▸ **Exercise instructions**: Of the entries that follow, how many lines hold the word "title"? Reply with the number only.

(Collection entries)
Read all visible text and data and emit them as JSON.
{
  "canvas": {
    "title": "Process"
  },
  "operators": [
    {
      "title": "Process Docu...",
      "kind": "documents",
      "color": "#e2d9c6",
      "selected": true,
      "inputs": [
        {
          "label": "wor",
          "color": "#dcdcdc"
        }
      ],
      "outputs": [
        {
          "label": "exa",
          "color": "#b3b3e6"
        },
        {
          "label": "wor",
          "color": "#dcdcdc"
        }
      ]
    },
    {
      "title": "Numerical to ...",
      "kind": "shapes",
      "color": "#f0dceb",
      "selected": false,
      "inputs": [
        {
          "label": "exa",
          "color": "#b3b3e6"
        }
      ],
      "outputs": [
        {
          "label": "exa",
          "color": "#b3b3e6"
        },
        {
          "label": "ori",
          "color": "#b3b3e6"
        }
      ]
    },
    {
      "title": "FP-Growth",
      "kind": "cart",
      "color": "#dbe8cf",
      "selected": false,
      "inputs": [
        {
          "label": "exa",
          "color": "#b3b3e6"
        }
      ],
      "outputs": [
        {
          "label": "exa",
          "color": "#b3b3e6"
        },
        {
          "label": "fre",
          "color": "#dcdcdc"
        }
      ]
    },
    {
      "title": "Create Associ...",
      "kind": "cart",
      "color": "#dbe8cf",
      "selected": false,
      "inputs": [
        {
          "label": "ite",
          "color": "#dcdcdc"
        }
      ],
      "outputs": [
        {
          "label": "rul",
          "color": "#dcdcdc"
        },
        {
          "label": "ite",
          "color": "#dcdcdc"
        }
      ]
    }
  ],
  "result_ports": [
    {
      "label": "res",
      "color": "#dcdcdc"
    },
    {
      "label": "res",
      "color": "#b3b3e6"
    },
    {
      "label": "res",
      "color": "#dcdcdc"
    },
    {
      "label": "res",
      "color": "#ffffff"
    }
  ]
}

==

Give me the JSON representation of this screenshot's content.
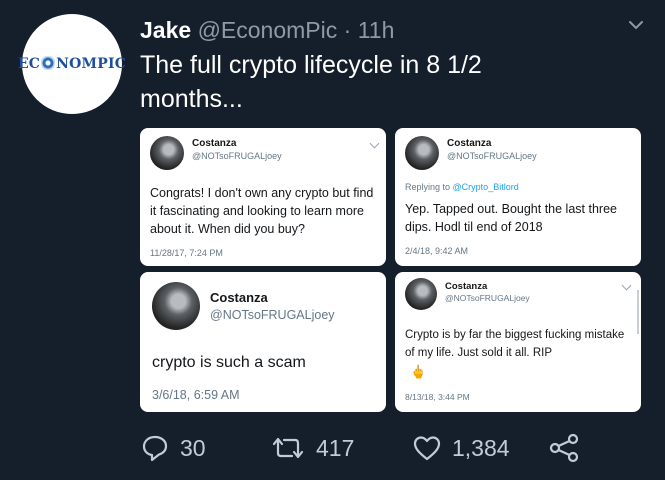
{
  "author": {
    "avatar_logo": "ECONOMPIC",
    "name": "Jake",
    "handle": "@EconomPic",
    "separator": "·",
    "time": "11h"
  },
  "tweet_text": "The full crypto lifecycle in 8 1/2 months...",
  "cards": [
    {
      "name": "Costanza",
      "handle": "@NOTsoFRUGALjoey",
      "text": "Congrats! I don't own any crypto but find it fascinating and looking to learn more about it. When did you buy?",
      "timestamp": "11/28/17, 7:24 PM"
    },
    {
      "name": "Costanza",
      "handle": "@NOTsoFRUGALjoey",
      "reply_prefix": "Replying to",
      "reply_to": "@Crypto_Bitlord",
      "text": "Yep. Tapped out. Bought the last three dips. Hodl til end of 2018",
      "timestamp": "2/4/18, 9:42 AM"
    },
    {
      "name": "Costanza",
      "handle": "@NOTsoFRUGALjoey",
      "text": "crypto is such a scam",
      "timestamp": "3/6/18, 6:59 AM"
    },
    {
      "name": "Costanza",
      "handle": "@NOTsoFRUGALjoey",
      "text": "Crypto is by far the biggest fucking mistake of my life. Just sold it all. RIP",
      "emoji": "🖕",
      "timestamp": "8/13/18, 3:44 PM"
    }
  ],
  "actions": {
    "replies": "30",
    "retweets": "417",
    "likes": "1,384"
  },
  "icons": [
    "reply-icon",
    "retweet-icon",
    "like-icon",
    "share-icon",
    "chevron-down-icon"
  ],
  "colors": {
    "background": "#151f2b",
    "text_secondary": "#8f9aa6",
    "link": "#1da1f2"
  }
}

▸ **Finished task**: 5